Brief —
How many lines in these records hold the string "title"? State only that number.

Dataset records —

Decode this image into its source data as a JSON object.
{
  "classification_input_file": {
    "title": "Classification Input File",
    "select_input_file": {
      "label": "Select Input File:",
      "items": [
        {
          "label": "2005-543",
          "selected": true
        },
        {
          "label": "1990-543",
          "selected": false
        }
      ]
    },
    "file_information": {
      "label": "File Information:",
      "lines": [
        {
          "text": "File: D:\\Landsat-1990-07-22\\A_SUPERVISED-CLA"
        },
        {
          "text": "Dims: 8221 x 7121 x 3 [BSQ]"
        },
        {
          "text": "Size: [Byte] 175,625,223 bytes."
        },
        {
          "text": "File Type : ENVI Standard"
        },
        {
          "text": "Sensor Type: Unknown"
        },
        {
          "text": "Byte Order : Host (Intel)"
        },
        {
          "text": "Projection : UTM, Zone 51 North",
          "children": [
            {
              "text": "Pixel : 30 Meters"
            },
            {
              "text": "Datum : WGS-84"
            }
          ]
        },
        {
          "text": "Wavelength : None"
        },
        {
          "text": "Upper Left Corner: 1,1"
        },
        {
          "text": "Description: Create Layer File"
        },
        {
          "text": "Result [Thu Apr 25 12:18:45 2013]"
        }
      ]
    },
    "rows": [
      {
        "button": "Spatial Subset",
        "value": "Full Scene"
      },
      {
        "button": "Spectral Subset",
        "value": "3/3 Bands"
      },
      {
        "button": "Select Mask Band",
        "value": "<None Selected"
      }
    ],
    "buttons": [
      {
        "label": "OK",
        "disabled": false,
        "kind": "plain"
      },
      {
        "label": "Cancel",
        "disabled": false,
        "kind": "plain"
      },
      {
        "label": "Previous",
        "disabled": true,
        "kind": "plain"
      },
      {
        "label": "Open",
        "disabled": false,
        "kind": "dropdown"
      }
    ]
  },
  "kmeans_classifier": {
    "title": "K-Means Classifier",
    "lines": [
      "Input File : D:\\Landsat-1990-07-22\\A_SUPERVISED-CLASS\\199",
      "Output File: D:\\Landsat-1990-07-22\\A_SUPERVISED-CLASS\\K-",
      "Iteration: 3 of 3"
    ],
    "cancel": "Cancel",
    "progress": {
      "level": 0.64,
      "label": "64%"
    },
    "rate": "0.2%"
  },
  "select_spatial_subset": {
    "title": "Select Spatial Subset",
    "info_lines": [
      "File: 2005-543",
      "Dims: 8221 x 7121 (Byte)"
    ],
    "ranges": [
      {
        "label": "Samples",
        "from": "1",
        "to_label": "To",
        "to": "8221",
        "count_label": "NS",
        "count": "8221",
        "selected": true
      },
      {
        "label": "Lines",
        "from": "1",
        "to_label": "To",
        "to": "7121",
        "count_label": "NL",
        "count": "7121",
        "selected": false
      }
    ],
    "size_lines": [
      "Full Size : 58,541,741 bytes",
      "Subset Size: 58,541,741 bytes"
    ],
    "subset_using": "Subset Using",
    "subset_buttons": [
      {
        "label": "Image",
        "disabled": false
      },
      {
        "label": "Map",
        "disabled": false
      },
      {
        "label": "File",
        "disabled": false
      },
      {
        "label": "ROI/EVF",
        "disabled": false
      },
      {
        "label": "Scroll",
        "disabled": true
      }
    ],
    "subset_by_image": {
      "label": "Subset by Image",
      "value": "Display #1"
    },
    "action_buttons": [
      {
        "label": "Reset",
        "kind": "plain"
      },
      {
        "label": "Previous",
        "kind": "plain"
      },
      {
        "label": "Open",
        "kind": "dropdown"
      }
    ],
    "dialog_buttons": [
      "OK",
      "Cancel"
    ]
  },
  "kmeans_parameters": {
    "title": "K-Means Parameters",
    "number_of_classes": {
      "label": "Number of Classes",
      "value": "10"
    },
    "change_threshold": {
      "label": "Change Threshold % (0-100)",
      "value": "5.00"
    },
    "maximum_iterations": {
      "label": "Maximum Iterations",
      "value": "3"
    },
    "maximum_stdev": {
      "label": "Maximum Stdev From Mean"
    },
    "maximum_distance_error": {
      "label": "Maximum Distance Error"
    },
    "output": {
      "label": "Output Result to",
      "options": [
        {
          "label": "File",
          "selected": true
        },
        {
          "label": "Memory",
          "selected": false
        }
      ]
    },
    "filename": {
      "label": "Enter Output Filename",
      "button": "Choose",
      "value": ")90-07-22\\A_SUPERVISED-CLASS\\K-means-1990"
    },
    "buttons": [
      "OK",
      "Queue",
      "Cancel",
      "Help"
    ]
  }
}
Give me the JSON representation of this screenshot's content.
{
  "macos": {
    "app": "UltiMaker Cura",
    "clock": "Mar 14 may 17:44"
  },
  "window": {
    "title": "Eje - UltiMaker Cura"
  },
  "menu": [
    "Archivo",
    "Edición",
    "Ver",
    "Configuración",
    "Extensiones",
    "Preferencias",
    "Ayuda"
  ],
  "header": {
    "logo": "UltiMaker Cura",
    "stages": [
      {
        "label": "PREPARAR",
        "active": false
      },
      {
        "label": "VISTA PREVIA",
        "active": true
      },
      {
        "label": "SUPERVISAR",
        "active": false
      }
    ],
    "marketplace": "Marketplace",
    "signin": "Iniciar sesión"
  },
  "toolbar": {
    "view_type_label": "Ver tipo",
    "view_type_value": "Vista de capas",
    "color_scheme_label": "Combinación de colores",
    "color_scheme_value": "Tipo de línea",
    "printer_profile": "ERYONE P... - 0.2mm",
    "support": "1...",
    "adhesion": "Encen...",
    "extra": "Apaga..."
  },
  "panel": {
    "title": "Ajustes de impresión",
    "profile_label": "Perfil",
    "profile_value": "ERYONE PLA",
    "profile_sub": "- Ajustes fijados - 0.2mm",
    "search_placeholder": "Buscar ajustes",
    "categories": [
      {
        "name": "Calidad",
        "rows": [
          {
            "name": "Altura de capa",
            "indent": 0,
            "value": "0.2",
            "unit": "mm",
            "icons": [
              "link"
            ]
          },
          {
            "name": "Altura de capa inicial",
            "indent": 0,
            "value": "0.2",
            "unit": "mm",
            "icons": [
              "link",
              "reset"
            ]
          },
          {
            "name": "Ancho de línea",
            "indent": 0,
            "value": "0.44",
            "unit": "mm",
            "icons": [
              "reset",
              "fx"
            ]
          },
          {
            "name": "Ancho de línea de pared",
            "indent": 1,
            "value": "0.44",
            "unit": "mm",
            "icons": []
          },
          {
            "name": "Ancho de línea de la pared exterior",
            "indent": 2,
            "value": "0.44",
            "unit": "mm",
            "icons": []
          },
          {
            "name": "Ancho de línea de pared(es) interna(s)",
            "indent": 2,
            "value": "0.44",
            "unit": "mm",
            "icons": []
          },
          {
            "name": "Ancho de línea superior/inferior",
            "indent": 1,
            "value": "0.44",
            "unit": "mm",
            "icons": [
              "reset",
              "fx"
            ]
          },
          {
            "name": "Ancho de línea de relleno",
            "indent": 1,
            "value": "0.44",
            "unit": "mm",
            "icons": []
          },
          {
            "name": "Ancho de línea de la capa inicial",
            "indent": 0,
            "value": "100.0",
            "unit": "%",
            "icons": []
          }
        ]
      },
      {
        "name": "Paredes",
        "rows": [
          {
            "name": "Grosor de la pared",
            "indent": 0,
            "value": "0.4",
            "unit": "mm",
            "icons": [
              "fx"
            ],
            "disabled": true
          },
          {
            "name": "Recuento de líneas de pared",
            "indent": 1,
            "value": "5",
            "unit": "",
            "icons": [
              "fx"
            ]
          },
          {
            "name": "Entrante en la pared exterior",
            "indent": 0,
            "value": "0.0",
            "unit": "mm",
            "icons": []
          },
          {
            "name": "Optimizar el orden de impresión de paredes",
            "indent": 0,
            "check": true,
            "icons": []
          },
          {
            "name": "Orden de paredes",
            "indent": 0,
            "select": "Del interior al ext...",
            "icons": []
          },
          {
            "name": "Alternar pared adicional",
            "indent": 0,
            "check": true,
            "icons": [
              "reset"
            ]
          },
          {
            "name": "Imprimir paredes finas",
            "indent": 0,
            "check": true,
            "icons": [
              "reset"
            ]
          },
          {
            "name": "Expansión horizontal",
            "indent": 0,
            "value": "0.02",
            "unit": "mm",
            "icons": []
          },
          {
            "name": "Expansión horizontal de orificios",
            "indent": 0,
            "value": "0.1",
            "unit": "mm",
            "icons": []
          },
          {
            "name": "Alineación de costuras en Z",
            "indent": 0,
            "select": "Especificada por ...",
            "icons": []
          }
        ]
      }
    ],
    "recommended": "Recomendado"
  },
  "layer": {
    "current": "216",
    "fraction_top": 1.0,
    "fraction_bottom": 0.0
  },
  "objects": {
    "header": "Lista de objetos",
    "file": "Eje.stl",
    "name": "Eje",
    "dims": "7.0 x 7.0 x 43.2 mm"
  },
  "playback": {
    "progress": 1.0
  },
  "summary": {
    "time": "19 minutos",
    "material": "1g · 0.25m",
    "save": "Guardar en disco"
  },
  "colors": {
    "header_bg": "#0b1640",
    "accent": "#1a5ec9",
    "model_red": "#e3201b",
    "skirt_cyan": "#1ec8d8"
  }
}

Result of this task —
6